### EXERCISE
Return every line from the records below with the string "name".

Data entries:

====

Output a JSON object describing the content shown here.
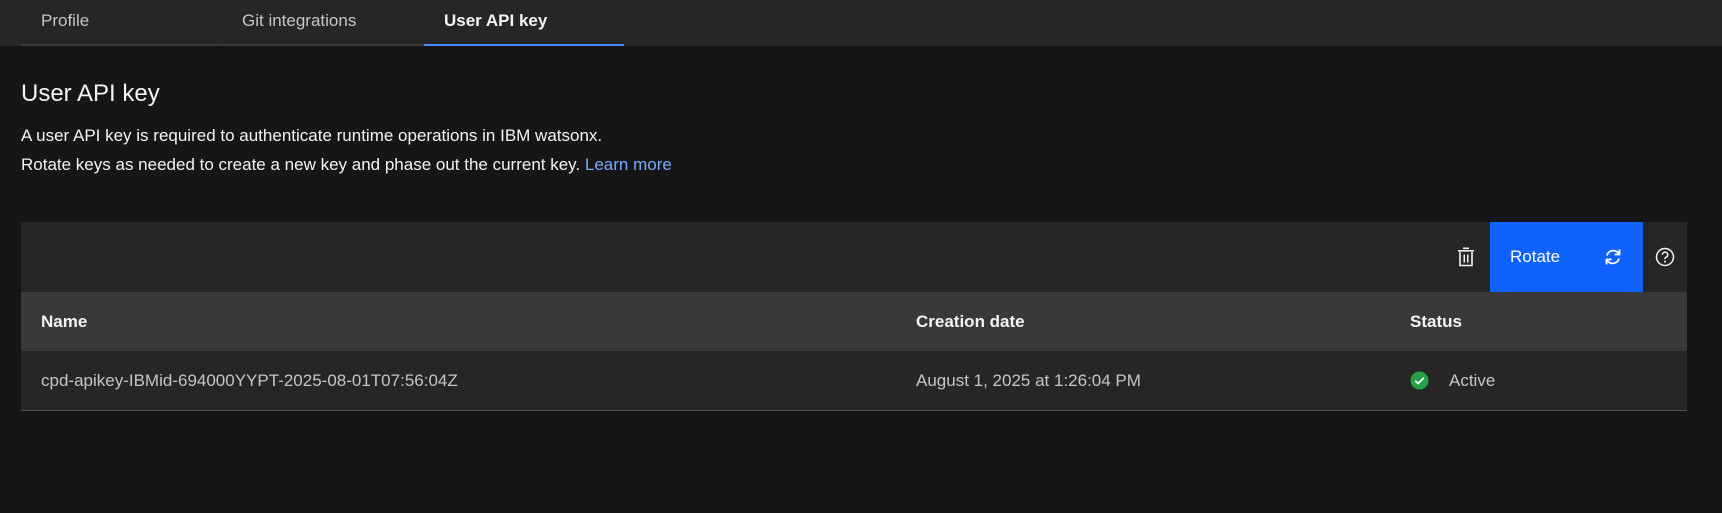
{
  "tabs": [
    {
      "label": "Profile",
      "active": false
    },
    {
      "label": "Git integrations",
      "active": false
    },
    {
      "label": "User API key",
      "active": true
    }
  ],
  "page": {
    "title": "User API key",
    "description_line1": "A user API key is required to authenticate runtime operations in IBM watsonx.",
    "description_line2": "Rotate keys as needed to create a new key and phase out the current key.",
    "learn_more": "Learn more"
  },
  "toolbar": {
    "delete_icon": "trash-icon",
    "rotate_label": "Rotate",
    "rotate_icon": "rotate-icon",
    "help_icon": "help-icon"
  },
  "table": {
    "headers": {
      "name": "Name",
      "creation_date": "Creation date",
      "status": "Status"
    },
    "rows": [
      {
        "name": "cpd-apikey-IBMid-694000YYPT-2025-08-01T07:56:04Z",
        "creation_date": "August 1, 2025 at 1:26:04 PM",
        "status": "Active"
      }
    ]
  },
  "colors": {
    "accent": "#0f62fe",
    "tab_active_underline": "#4589ff",
    "link": "#78a9ff",
    "status_active": "#24a148"
  }
}
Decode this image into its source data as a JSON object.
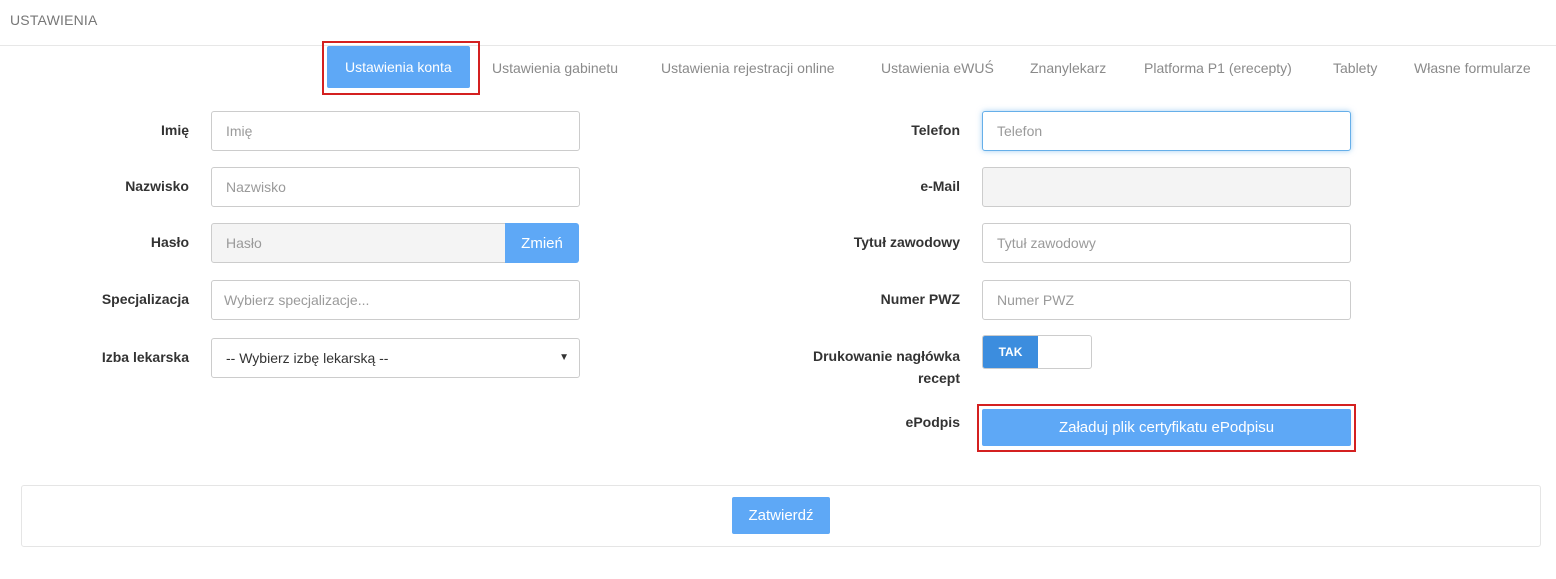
{
  "header": {
    "title": "USTAWIENIA"
  },
  "tabs": [
    {
      "label": "Ustawienia konta",
      "active": true
    },
    {
      "label": "Ustawienia gabinetu"
    },
    {
      "label": "Ustawienia rejestracji online"
    },
    {
      "label": "Ustawienia eWUŚ"
    },
    {
      "label": "Znanylekarz"
    },
    {
      "label": "Platforma P1 (erecepty)"
    },
    {
      "label": "Tablety"
    },
    {
      "label": "Własne formularze"
    }
  ],
  "left_form": {
    "imie": {
      "label": "Imię",
      "placeholder": "Imię",
      "value": ""
    },
    "nazwisko": {
      "label": "Nazwisko",
      "placeholder": "Nazwisko",
      "value": ""
    },
    "haslo": {
      "label": "Hasło",
      "placeholder": "Hasło",
      "change_button": "Zmień"
    },
    "specjalizacja": {
      "label": "Specjalizacja",
      "placeholder": "Wybierz specjalizacje..."
    },
    "izba": {
      "label": "Izba lekarska",
      "selected": "-- Wybierz izbę lekarską --",
      "caret": "▼"
    }
  },
  "right_form": {
    "telefon": {
      "label": "Telefon",
      "placeholder": "Telefon",
      "value": ""
    },
    "email": {
      "label": "e-Mail",
      "value": ""
    },
    "tytul": {
      "label": "Tytuł zawodowy",
      "placeholder": "Tytuł zawodowy"
    },
    "pwz": {
      "label": "Numer PWZ",
      "placeholder": "Numer PWZ"
    },
    "naglowek": {
      "label_line1": "Drukowanie nagłówka",
      "label_line2": "recept",
      "toggle_on": "TAK"
    },
    "epodpis": {
      "label": "ePodpis",
      "button": "Załaduj plik certyfikatu ePodpisu"
    }
  },
  "footer": {
    "submit": "Zatwierdź"
  },
  "colors": {
    "accent": "#5ea8f6",
    "toggle": "#3c8dde",
    "highlight": "#d42020"
  }
}
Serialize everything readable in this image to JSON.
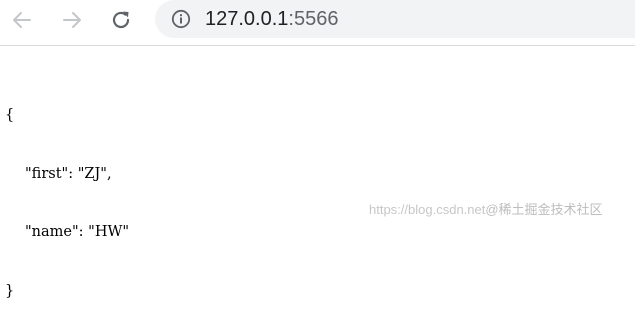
{
  "toolbar": {
    "back_icon": "arrow-left-icon",
    "forward_icon": "arrow-right-icon",
    "reload_icon": "reload-icon",
    "info_icon": "info-circle-icon",
    "url_host": "127.0.0.1",
    "url_port": ":5566"
  },
  "json_view": {
    "open_brace": "{",
    "line1_key": "\"first\"",
    "line1_sep": ": ",
    "line1_value": "\"ZJ\"",
    "line1_comma": ",",
    "line2_key": "\"name\"",
    "line2_sep": ": ",
    "line2_value": "\"HW\"",
    "close_brace": "}"
  },
  "watermark": {
    "url": "https://blog.csdn.net",
    "brand": "@稀土掘金技术社区"
  },
  "colors": {
    "icon_disabled": "#c4c7ca",
    "icon_active": "#5f6368",
    "omnibox_bg": "#f1f3f4",
    "divider": "#dadce0"
  }
}
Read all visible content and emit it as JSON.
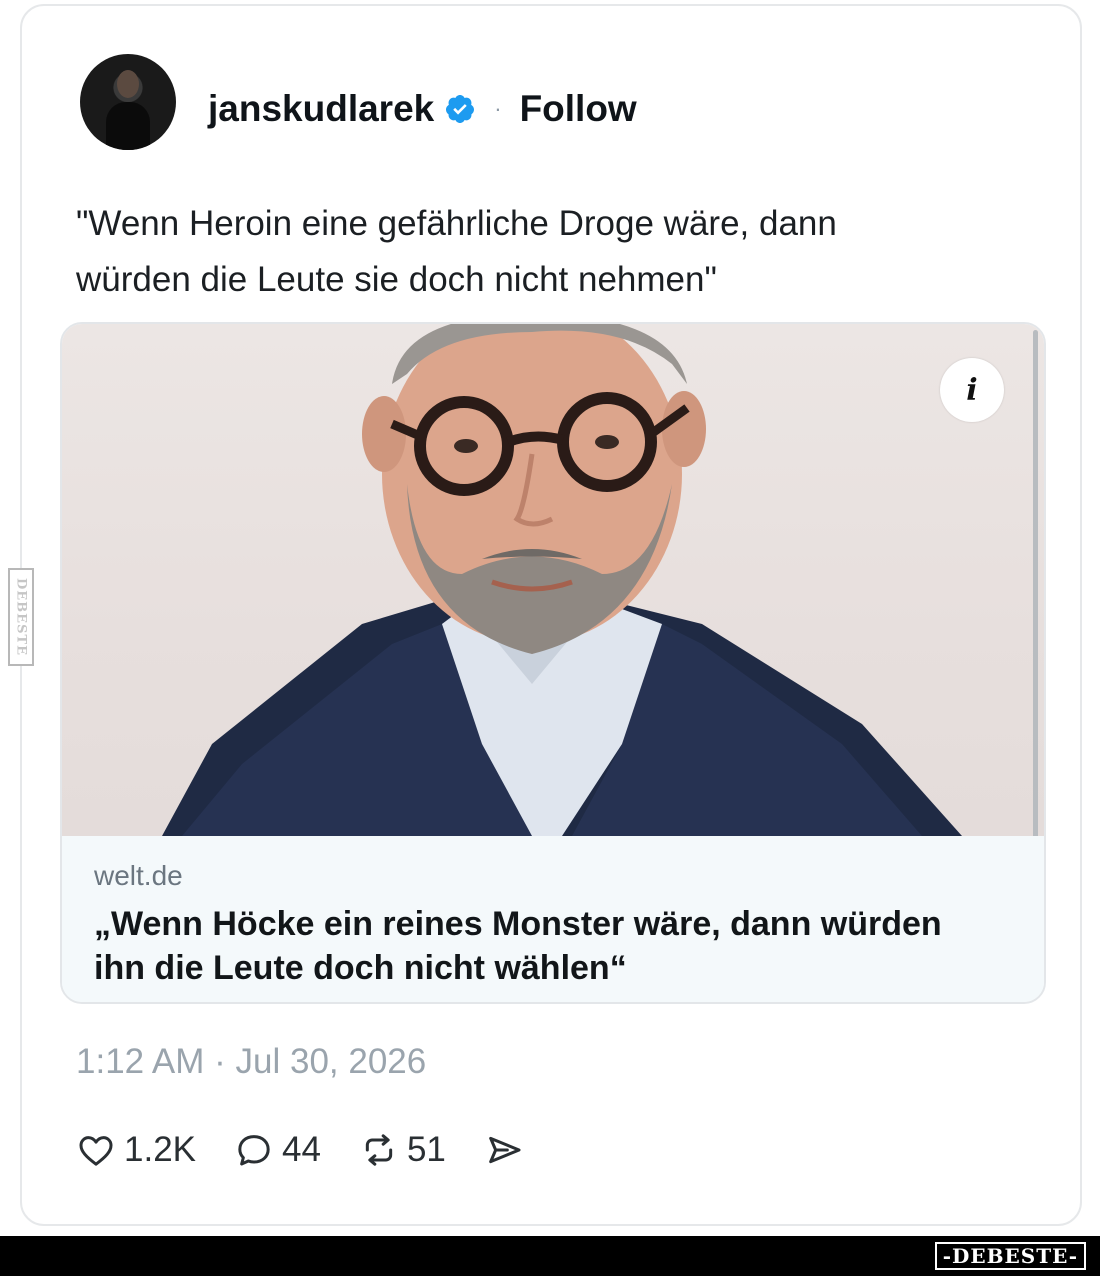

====

### EXPECTED OUTPUT
      "name": "Name",
        "name": "cpd-apikey-IBMid-694000YYPT-2025-08-01T07:56:04Z",
    "line2_key": "\"name\"",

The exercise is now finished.